Real estate brokers are trying to figure out why sales of existing homes plunged in December.
The 6.4 percent monthly move was unusually large, regardless of direction. The tally from the National Association of Realtors generally moves in the very low single digits month to month.
In fact, the shift was one of the largest that didn’t involve some sort of change in government policy, like the homebuyer tax credit.
“The latest decline is harder to explain. Perhaps it is the decline in consumer confidence that’s been occurring in the latter half of 2018,” said Lawrence Yun, chief economist for the Realtors. “The latest numbers do not reflect the lower, current mortgage rates compared to the November figures, so it’s really harder to explain.”
The supply of homes for sale also rose just more than 3 percent compared with a year ago. Low supply had been holding sales back last spring, despite strong demand, so it would make sense that more supply would boost sales, unless this is a sign that demand is weakening.
“This weakness is certainly due to the sharp home price gains along with the rise in mortgage rates,” said Peter Boockvar, chief investment officer at Bleakley Advisory Group.
Affordability has been blamed for slower sales over the past six months, but sales in December matched the same pace as in 2000, and Yun argues that affordability is better now.

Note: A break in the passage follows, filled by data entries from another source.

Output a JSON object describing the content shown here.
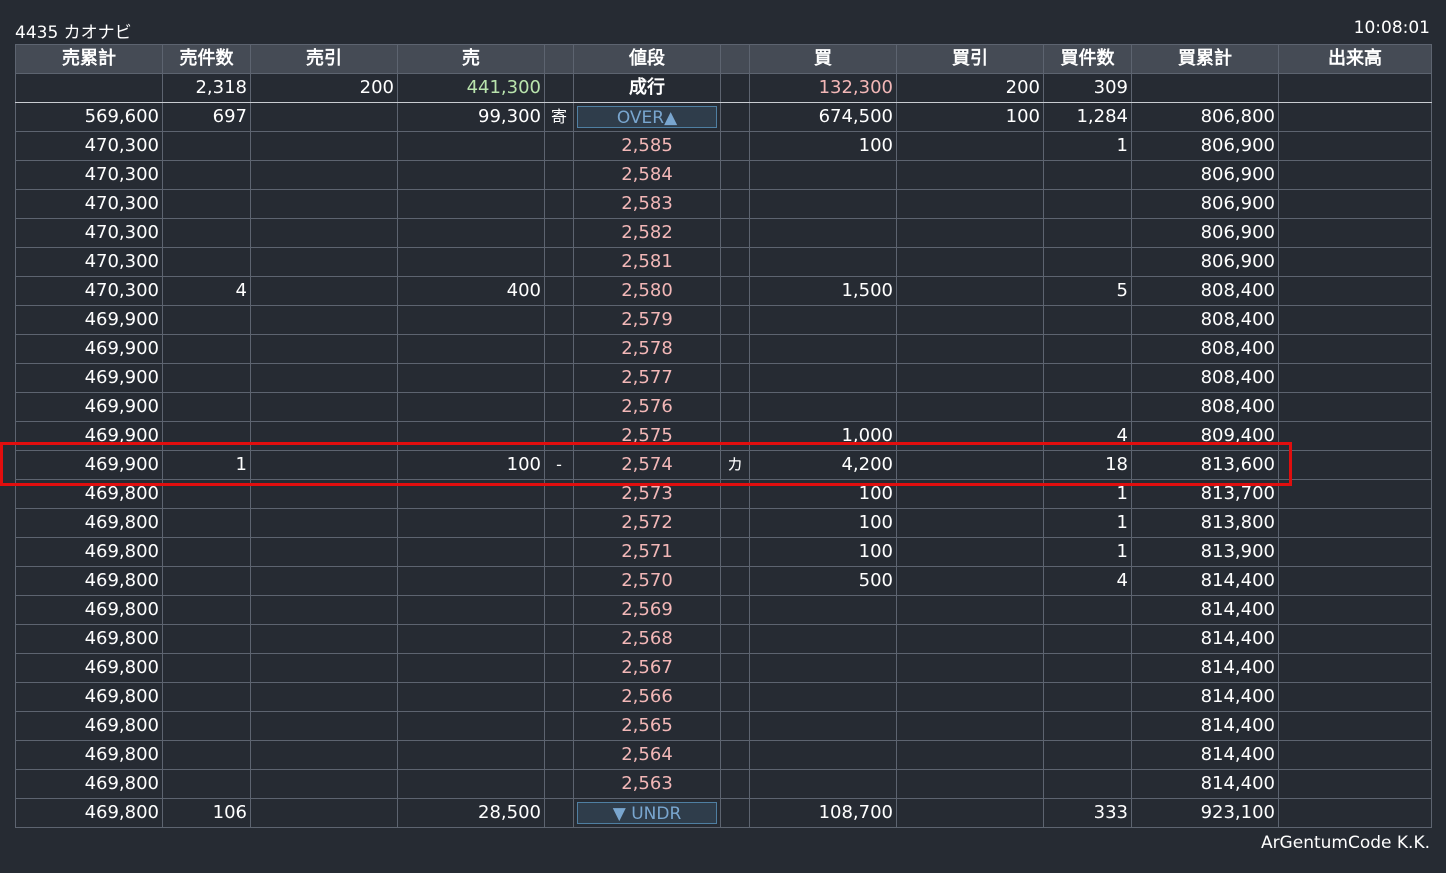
{
  "header": {
    "title": "4435 カオナビ",
    "time": "10:08:01"
  },
  "footer": {
    "credit": "ArGentumCode K.K."
  },
  "columns": [
    "売累計",
    "売件数",
    "売引",
    "売",
    "",
    "値段",
    "",
    "買",
    "買引",
    "買件数",
    "買累計",
    "出来高"
  ],
  "market_row": {
    "sell_count": "2,318",
    "sell_draw": "200",
    "sell": "441,300",
    "price": "成行",
    "buy": "132,300",
    "buy_draw": "200",
    "buy_count": "309"
  },
  "over_row": {
    "sell_cum": "569,600",
    "sell_count": "697",
    "sell": "99,300",
    "sell_flag": "寄",
    "label": "OVER▲",
    "buy": "674,500",
    "buy_draw": "100",
    "buy_count": "1,284",
    "buy_cum": "806,800"
  },
  "price_rows": [
    {
      "sell_cum": "470,300",
      "sell_count": "",
      "sell": "",
      "sell_flag": "",
      "price": "2,585",
      "buy_flag": "",
      "buy": "100",
      "buy_count": "1",
      "buy_cum": "806,900"
    },
    {
      "sell_cum": "470,300",
      "sell_count": "",
      "sell": "",
      "sell_flag": "",
      "price": "2,584",
      "buy_flag": "",
      "buy": "",
      "buy_count": "",
      "buy_cum": "806,900"
    },
    {
      "sell_cum": "470,300",
      "sell_count": "",
      "sell": "",
      "sell_flag": "",
      "price": "2,583",
      "buy_flag": "",
      "buy": "",
      "buy_count": "",
      "buy_cum": "806,900"
    },
    {
      "sell_cum": "470,300",
      "sell_count": "",
      "sell": "",
      "sell_flag": "",
      "price": "2,582",
      "buy_flag": "",
      "buy": "",
      "buy_count": "",
      "buy_cum": "806,900"
    },
    {
      "sell_cum": "470,300",
      "sell_count": "",
      "sell": "",
      "sell_flag": "",
      "price": "2,581",
      "buy_flag": "",
      "buy": "",
      "buy_count": "",
      "buy_cum": "806,900"
    },
    {
      "sell_cum": "470,300",
      "sell_count": "4",
      "sell": "400",
      "sell_flag": "",
      "price": "2,580",
      "buy_flag": "",
      "buy": "1,500",
      "buy_count": "5",
      "buy_cum": "808,400"
    },
    {
      "sell_cum": "469,900",
      "sell_count": "",
      "sell": "",
      "sell_flag": "",
      "price": "2,579",
      "buy_flag": "",
      "buy": "",
      "buy_count": "",
      "buy_cum": "808,400"
    },
    {
      "sell_cum": "469,900",
      "sell_count": "",
      "sell": "",
      "sell_flag": "",
      "price": "2,578",
      "buy_flag": "",
      "buy": "",
      "buy_count": "",
      "buy_cum": "808,400"
    },
    {
      "sell_cum": "469,900",
      "sell_count": "",
      "sell": "",
      "sell_flag": "",
      "price": "2,577",
      "buy_flag": "",
      "buy": "",
      "buy_count": "",
      "buy_cum": "808,400"
    },
    {
      "sell_cum": "469,900",
      "sell_count": "",
      "sell": "",
      "sell_flag": "",
      "price": "2,576",
      "buy_flag": "",
      "buy": "",
      "buy_count": "",
      "buy_cum": "808,400"
    },
    {
      "sell_cum": "469,900",
      "sell_count": "",
      "sell": "",
      "sell_flag": "",
      "price": "2,575",
      "buy_flag": "",
      "buy": "1,000",
      "buy_count": "4",
      "buy_cum": "809,400"
    },
    {
      "sell_cum": "469,900",
      "sell_count": "1",
      "sell": "100",
      "sell_flag": "-",
      "price": "2,574",
      "buy_flag": "カ",
      "buy": "4,200",
      "buy_count": "18",
      "buy_cum": "813,600"
    },
    {
      "sell_cum": "469,800",
      "sell_count": "",
      "sell": "",
      "sell_flag": "",
      "price": "2,573",
      "buy_flag": "",
      "buy": "100",
      "buy_count": "1",
      "buy_cum": "813,700"
    },
    {
      "sell_cum": "469,800",
      "sell_count": "",
      "sell": "",
      "sell_flag": "",
      "price": "2,572",
      "buy_flag": "",
      "buy": "100",
      "buy_count": "1",
      "buy_cum": "813,800"
    },
    {
      "sell_cum": "469,800",
      "sell_count": "",
      "sell": "",
      "sell_flag": "",
      "price": "2,571",
      "buy_flag": "",
      "buy": "100",
      "buy_count": "1",
      "buy_cum": "813,900"
    },
    {
      "sell_cum": "469,800",
      "sell_count": "",
      "sell": "",
      "sell_flag": "",
      "price": "2,570",
      "buy_flag": "",
      "buy": "500",
      "buy_count": "4",
      "buy_cum": "814,400"
    },
    {
      "sell_cum": "469,800",
      "sell_count": "",
      "sell": "",
      "sell_flag": "",
      "price": "2,569",
      "buy_flag": "",
      "buy": "",
      "buy_count": "",
      "buy_cum": "814,400"
    },
    {
      "sell_cum": "469,800",
      "sell_count": "",
      "sell": "",
      "sell_flag": "",
      "price": "2,568",
      "buy_flag": "",
      "buy": "",
      "buy_count": "",
      "buy_cum": "814,400"
    },
    {
      "sell_cum": "469,800",
      "sell_count": "",
      "sell": "",
      "sell_flag": "",
      "price": "2,567",
      "buy_flag": "",
      "buy": "",
      "buy_count": "",
      "buy_cum": "814,400"
    },
    {
      "sell_cum": "469,800",
      "sell_count": "",
      "sell": "",
      "sell_flag": "",
      "price": "2,566",
      "buy_flag": "",
      "buy": "",
      "buy_count": "",
      "buy_cum": "814,400"
    },
    {
      "sell_cum": "469,800",
      "sell_count": "",
      "sell": "",
      "sell_flag": "",
      "price": "2,565",
      "buy_flag": "",
      "buy": "",
      "buy_count": "",
      "buy_cum": "814,400"
    },
    {
      "sell_cum": "469,800",
      "sell_count": "",
      "sell": "",
      "sell_flag": "",
      "price": "2,564",
      "buy_flag": "",
      "buy": "",
      "buy_count": "",
      "buy_cum": "814,400"
    },
    {
      "sell_cum": "469,800",
      "sell_count": "",
      "sell": "",
      "sell_flag": "",
      "price": "2,563",
      "buy_flag": "",
      "buy": "",
      "buy_count": "",
      "buy_cum": "814,400"
    }
  ],
  "under_row": {
    "sell_cum": "469,800",
    "sell_count": "106",
    "sell": "28,500",
    "label": "▼ UNDR",
    "buy": "108,700",
    "buy_count": "333",
    "buy_cum": "923,100"
  },
  "highlighted_price": "2,574",
  "colors": {
    "background": "#262b33",
    "header_bg": "#454b55",
    "price_text": "#f2b7b7",
    "market_sell": "#b9e4ad",
    "market_buy": "#f2b7b7",
    "over_under": "#79a6cf",
    "highlight_border": "#e10e0e"
  }
}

“Today it is actually more affordable compared to year 2000, yet we have about 20 million more jobs, so for home sales to be roughly equivalent means that in 2018 there is an underperformance of the overall housing sector.”